Now you are waiting, and you hate waiting, but you understand that the other person is busy, so you continue to wait. After all the designated time in which they said they would communicate by hasn’t arrived yet. Matter of fact it’s only been one day. You know you need to chill out but you can’t help it because you are so flippin’ excited for the possibility of what could come.

Then it happens. The designated time passes and you hear nothing. Not a single word. But you don’t sweat it because, again, you know they are busy and things happen so you just keep waiting. And waiting. And waiting.
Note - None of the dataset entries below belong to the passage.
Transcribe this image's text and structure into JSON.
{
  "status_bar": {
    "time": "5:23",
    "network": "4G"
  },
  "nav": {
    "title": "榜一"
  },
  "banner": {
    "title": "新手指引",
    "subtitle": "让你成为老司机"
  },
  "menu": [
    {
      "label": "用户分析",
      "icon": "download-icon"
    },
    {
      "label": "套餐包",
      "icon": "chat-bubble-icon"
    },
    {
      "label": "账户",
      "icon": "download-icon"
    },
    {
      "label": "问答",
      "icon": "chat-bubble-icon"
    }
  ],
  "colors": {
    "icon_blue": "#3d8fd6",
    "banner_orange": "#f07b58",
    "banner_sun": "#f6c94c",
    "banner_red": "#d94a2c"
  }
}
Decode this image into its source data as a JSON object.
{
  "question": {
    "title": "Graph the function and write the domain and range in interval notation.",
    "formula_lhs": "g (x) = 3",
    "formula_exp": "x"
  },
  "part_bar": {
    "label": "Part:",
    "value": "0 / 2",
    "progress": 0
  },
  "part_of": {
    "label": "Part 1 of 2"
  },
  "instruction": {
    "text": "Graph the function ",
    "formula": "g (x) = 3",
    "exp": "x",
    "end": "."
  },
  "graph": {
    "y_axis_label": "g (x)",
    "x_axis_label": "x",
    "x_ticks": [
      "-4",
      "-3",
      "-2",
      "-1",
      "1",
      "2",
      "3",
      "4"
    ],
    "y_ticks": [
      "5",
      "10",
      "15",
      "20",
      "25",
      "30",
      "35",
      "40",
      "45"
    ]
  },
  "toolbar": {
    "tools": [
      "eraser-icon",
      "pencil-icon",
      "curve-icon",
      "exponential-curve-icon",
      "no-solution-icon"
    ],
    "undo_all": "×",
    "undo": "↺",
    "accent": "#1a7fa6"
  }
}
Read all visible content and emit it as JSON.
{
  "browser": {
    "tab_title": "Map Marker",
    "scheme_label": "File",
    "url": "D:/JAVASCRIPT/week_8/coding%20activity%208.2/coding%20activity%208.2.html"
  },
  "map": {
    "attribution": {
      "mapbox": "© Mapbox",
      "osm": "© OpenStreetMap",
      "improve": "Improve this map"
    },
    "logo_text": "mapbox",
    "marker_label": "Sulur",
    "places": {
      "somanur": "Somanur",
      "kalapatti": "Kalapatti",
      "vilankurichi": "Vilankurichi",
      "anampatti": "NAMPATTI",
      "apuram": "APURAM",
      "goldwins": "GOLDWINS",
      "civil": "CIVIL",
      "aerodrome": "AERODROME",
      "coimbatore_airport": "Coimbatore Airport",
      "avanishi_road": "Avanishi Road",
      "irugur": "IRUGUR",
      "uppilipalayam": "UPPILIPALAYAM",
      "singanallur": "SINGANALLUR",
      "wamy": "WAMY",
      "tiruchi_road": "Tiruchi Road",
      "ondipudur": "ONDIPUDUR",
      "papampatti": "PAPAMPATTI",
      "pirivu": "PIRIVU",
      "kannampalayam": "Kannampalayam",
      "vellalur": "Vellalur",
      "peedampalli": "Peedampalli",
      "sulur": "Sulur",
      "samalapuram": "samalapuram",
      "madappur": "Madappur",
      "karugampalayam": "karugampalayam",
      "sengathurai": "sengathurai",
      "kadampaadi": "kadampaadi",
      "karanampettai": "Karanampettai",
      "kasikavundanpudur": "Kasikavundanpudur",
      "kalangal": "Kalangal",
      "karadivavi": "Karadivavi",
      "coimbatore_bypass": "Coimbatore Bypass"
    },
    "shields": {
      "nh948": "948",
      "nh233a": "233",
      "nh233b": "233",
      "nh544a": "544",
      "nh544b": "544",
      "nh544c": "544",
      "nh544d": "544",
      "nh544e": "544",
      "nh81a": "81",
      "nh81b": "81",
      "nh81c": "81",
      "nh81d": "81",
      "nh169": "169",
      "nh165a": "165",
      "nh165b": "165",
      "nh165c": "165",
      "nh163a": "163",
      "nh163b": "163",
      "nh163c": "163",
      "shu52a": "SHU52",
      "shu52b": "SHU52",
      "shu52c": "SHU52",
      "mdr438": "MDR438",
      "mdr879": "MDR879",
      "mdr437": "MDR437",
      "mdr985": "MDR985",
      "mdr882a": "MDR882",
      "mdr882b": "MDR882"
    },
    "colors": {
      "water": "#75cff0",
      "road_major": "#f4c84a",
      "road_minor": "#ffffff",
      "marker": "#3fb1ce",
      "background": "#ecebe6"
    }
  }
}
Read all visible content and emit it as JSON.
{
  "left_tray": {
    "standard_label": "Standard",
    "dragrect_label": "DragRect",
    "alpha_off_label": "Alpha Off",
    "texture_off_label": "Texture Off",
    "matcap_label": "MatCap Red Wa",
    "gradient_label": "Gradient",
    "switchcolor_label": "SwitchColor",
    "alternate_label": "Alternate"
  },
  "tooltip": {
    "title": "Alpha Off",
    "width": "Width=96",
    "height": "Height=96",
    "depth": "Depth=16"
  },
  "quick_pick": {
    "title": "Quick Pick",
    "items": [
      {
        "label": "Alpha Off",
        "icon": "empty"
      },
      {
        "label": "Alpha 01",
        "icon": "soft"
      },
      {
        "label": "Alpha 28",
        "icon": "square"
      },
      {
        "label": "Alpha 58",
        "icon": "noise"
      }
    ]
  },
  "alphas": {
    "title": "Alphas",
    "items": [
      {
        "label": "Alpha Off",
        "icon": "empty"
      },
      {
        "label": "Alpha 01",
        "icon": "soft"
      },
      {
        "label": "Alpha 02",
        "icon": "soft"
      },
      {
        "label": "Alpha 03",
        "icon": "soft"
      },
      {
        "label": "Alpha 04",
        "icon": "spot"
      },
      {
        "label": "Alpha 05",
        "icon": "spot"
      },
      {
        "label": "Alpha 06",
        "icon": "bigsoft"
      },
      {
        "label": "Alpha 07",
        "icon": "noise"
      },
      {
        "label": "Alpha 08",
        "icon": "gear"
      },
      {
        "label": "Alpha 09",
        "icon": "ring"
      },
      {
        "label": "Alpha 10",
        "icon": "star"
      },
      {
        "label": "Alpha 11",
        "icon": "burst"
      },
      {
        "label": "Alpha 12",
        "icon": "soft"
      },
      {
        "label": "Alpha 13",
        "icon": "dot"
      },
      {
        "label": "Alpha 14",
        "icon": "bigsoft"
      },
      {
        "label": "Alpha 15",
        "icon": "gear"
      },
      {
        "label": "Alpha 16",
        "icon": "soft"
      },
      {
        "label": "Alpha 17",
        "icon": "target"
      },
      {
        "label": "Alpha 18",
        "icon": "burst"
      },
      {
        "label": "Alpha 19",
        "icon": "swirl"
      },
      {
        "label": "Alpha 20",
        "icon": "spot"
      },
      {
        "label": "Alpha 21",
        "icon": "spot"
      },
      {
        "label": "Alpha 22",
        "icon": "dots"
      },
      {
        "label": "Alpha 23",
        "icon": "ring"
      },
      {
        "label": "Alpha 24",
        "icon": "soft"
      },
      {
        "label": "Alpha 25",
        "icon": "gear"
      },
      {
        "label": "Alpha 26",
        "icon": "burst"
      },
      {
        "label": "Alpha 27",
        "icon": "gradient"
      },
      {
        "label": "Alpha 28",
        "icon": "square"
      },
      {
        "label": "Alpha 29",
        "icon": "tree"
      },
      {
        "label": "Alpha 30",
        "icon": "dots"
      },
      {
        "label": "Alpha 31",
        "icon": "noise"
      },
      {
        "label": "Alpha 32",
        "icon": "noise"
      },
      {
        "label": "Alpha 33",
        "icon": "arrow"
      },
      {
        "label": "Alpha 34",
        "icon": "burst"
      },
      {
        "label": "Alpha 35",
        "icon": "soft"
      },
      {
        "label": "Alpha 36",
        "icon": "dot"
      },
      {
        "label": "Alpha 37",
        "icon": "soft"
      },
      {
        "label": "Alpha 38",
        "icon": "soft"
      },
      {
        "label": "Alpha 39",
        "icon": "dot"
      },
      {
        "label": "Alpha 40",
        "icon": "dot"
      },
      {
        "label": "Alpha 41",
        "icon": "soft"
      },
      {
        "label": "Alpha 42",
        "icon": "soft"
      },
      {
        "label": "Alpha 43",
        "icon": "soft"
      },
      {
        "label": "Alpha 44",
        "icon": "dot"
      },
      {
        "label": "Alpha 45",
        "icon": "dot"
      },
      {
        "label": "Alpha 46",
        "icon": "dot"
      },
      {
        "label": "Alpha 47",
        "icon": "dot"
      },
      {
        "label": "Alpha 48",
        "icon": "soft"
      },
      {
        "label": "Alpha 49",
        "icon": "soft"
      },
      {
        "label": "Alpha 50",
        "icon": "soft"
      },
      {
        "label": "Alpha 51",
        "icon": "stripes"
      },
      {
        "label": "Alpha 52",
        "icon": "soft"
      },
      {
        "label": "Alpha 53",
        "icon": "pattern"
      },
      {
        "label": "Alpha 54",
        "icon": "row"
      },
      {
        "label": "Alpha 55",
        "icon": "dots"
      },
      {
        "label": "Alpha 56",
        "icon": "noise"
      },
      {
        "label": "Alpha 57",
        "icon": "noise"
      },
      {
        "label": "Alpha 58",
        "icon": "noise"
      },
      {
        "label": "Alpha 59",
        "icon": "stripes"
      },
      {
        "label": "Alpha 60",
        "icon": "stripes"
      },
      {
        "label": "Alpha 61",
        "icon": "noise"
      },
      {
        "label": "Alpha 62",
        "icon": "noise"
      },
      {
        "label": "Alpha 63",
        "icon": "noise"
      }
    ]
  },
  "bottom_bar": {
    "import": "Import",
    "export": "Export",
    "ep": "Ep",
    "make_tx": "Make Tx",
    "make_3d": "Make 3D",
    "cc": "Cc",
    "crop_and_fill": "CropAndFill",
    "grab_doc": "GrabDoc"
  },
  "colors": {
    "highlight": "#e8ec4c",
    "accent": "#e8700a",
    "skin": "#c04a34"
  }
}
And waiting, until you’ve gone from excited, to worried, to annoyed, to pissed off, and finally you begin to wonder if maybe it was all in your head and the meeting wasn’t as great as you thought it was.

So you decided to shoot them an email or give them a call to “see how things are going”. But they either don’t respond or they respond with a vague reply that does nothing to alleviate your pain and you are so close to losing it that you express to everyone (even that poor barista) just how frustrated you are with the whole stupid situation. 
But then you calm yourself down and decide to give it a few days before contacting the person again in hopes of getting a more concrete answer. You ask yourself just how many times you can call/email a person before they really hate you? 
Finally, after who knows how many times, you get an answer that says “Oh yeah we filled that position some time ago” or “Yeah I got really busy so…” or “I found something better so I decided not to do it” (yes that is a legit response I was sent). You then proceed to smash whatever digital device you have in your hand into tiny microbial bits so that Sherlock could not even decipher what it used to be.
Here’s the thing: we’ve all been on both sides of this in which we’ve wished someone had communicated more or in which we probably could have done more communicating. Sometimes when we are on the side of the communicator we forget what it is like to be the person waiting to hear back.
Nobody can see what the other side is doing and even if we become busy and are just swamped, it doesn’t mean that the other person knows that. And even if they do know that, that doesn’t mean you shouldn’t stop for a moment to acknowledge that they are waiting.
So if you say you we’re going to do something by a certain time and it’s not done, communicate that. If something is taking longer than you expect, communicate that. If the person reaches out to you and you realize that you have not been communicating: respond promptly, apologize, don’t make excuses, and assure them that you are working on it.
Even if things don’t work out in the end, you will have left a better taste in their mouth, knowing that you were open and honest in your communication with them.